• Aim of the exercise
Each line of the listing below should come back exactly as it is.

• Data supplied
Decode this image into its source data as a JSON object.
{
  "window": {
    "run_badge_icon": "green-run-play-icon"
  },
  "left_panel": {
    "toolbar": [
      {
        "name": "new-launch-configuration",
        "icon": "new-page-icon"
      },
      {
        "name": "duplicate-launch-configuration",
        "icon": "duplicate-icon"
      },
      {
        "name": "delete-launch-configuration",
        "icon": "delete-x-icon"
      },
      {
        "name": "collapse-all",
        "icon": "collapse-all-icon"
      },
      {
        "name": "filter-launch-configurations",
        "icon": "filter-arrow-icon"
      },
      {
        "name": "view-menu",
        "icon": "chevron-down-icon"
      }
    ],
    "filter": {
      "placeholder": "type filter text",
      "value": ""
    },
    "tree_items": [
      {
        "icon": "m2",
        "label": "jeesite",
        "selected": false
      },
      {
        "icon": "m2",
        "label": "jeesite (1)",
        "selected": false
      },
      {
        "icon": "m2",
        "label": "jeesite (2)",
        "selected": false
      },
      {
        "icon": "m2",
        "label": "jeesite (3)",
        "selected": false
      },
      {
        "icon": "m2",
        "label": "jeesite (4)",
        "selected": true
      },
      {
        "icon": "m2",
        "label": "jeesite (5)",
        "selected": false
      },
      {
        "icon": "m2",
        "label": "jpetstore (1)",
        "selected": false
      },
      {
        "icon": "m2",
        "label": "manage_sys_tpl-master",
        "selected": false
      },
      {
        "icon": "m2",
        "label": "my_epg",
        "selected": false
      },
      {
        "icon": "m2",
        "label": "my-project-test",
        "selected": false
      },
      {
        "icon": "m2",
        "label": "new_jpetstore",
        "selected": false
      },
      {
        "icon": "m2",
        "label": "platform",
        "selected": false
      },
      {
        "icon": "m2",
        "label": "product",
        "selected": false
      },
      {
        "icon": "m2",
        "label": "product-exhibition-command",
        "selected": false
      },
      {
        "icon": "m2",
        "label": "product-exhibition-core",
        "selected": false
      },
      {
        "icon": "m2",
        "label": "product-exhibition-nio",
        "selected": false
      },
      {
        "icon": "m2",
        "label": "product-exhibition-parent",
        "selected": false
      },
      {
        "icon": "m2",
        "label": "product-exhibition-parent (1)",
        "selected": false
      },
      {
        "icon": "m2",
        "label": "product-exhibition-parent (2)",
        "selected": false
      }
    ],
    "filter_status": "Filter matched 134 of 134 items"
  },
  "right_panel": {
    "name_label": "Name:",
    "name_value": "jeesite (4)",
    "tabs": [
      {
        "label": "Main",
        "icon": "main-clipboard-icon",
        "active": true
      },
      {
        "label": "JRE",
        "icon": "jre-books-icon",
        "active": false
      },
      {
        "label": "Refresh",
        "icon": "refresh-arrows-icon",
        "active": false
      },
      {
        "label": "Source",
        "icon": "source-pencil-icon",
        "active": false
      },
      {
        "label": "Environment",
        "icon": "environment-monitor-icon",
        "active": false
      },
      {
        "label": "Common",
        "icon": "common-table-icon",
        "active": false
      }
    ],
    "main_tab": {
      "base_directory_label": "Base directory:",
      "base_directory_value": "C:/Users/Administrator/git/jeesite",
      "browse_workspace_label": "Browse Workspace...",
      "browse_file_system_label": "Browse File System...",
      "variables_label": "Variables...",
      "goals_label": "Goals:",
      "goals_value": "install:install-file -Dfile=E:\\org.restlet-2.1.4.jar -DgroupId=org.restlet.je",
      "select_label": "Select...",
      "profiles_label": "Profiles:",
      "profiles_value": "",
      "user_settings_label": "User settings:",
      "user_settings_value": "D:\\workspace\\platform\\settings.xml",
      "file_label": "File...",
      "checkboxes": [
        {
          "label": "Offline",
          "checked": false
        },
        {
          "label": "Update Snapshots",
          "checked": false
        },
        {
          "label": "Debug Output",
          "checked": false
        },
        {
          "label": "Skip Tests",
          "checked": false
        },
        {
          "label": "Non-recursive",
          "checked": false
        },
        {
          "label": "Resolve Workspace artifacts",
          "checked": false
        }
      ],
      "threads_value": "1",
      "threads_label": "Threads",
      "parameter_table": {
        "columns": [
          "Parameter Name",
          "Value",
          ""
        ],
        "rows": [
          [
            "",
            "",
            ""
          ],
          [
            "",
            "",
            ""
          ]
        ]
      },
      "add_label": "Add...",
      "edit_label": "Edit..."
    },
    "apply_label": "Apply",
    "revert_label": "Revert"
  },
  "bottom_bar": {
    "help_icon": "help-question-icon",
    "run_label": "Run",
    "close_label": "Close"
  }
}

• Output of the task
Decode this image into its source data as a JSON object.
{
  "window": {
    "run_badge_icon": "green-run-play-icon"
  },
  "left_panel": {
    "toolbar": [
      {
        "name": "new-launch-configuration",
        "icon": "new-page-icon"
      },
      {
        "name": "duplicate-launch-configuration",
        "icon": "duplicate-icon"
      },
      {
        "name": "delete-launch-configuration",
        "icon": "delete-x-icon"
      },
      {
        "name": "collapse-all",
        "icon": "collapse-all-icon"
      },
      {
        "name": "filter-launch-configurations",
        "icon": "filter-arrow-icon"
      },
      {
        "name": "view-menu",
        "icon": "chevron-down-icon"
      }
    ],
    "filter": {
      "placeholder": "type filter text",
      "value": ""
    },
    "tree_items": [
      {
        "icon": "m2",
        "label": "jeesite",
        "selected": false
      },
      {
        "icon": "m2",
        "label": "jeesite (1)",
        "selected": false
      },
      {
        "icon": "m2",
        "label": "jeesite (2)",
        "selected": false
      },
      {
        "icon": "m2",
        "label": "jeesite (3)",
        "selected": false
      },
      {
        "icon": "m2",
        "label": "jeesite (4)",
        "selected": true
      },
      {
        "icon": "m2",
        "label": "jeesite (5)",
        "selected": false
      },
      {
        "icon": "m2",
        "label": "jpetstore (1)",
        "selected": false
      },
      {
        "icon": "m2",
        "label": "manage_sys_tpl-master",
        "selected": false
      },
      {
        "icon": "m2",
        "label": "my_epg",
        "selected": false
      },
      {
        "icon": "m2",
        "label": "my-project-test",
        "selected": false
      },
      {
        "icon": "m2",
        "label": "new_jpetstore",
        "selected": false
      },
      {
        "icon": "m2",
        "label": "platform",
        "selected": false
      },
      {
        "icon": "m2",
        "label": "product",
        "selected": false
      },
      {
        "icon": "m2",
        "label": "product-exhibition-command",
        "selected": false
      },
      {
        "icon": "m2",
        "label": "product-exhibition-core",
        "selected": false
      },
      {
        "icon": "m2",
        "label": "product-exhibition-nio",
        "selected": false
      },
      {
        "icon": "m2",
        "label": "product-exhibition-parent",
        "selected": false
      },
      {
        "icon": "m2",
        "label": "product-exhibition-parent (1)",
        "selected": false
      },
      {
        "icon": "m2",
        "label": "product-exhibition-parent (2)",
        "selected": false
      }
    ],
    "filter_status": "Filter matched 134 of 134 items"
  },
  "right_panel": {
    "name_label": "Name:",
    "name_value": "jeesite (4)",
    "tabs": [
      {
        "label": "Main",
        "icon": "main-clipboard-icon",
        "active": true
      },
      {
        "label": "JRE",
        "icon": "jre-books-icon",
        "active": false
      },
      {
        "label": "Refresh",
        "icon": "refresh-arrows-icon",
        "active": false
      },
      {
        "label": "Source",
        "icon": "source-pencil-icon",
        "active": false
      },
      {
        "label": "Environment",
        "icon": "environment-monitor-icon",
        "active": false
      },
      {
        "label": "Common",
        "icon": "common-table-icon",
        "active": false
      }
    ],
    "main_tab": {
      "base_directory_label": "Base directory:",
      "base_directory_value": "C:/Users/Administrator/git/jeesite",
      "browse_workspace_label": "Browse Workspace...",
      "browse_file_system_label": "Browse File System...",
      "variables_label": "Variables...",
      "goals_label": "Goals:",
      "goals_value": "install:install-file -Dfile=E:\\org.restlet-2.1.4.jar -DgroupId=org.restlet.je",
      "select_label": "Select...",
      "profiles_label": "Profiles:",
      "profiles_value": "",
      "user_settings_label": "User settings:",
      "user_settings_value": "D:\\workspace\\platform\\settings.xml",
      "file_label": "File...",
      "checkboxes": [
        {
          "label": "Offline",
          "checked": false
        },
        {
          "label": "Update Snapshots",
          "checked": false
        },
        {
          "label": "Debug Output",
          "checked": false
        },
        {
          "label": "Skip Tests",
          "checked": false
        },
        {
          "label": "Non-recursive",
          "checked": false
        },
        {
          "label": "Resolve Workspace artifacts",
          "checked": false
        }
      ],
      "threads_value": "1",
      "threads_label": "Threads",
      "parameter_table": {
        "columns": [
          "Parameter Name",
          "Value",
          ""
        ],
        "rows": [
          [
            "",
            "",
            ""
          ],
          [
            "",
            "",
            ""
          ]
        ]
      },
      "add_label": "Add...",
      "edit_label": "Edit..."
    },
    "apply_label": "Apply",
    "revert_label": "Revert"
  },
  "bottom_bar": {
    "help_icon": "help-question-icon",
    "run_label": "Run",
    "close_label": "Close"
  }
}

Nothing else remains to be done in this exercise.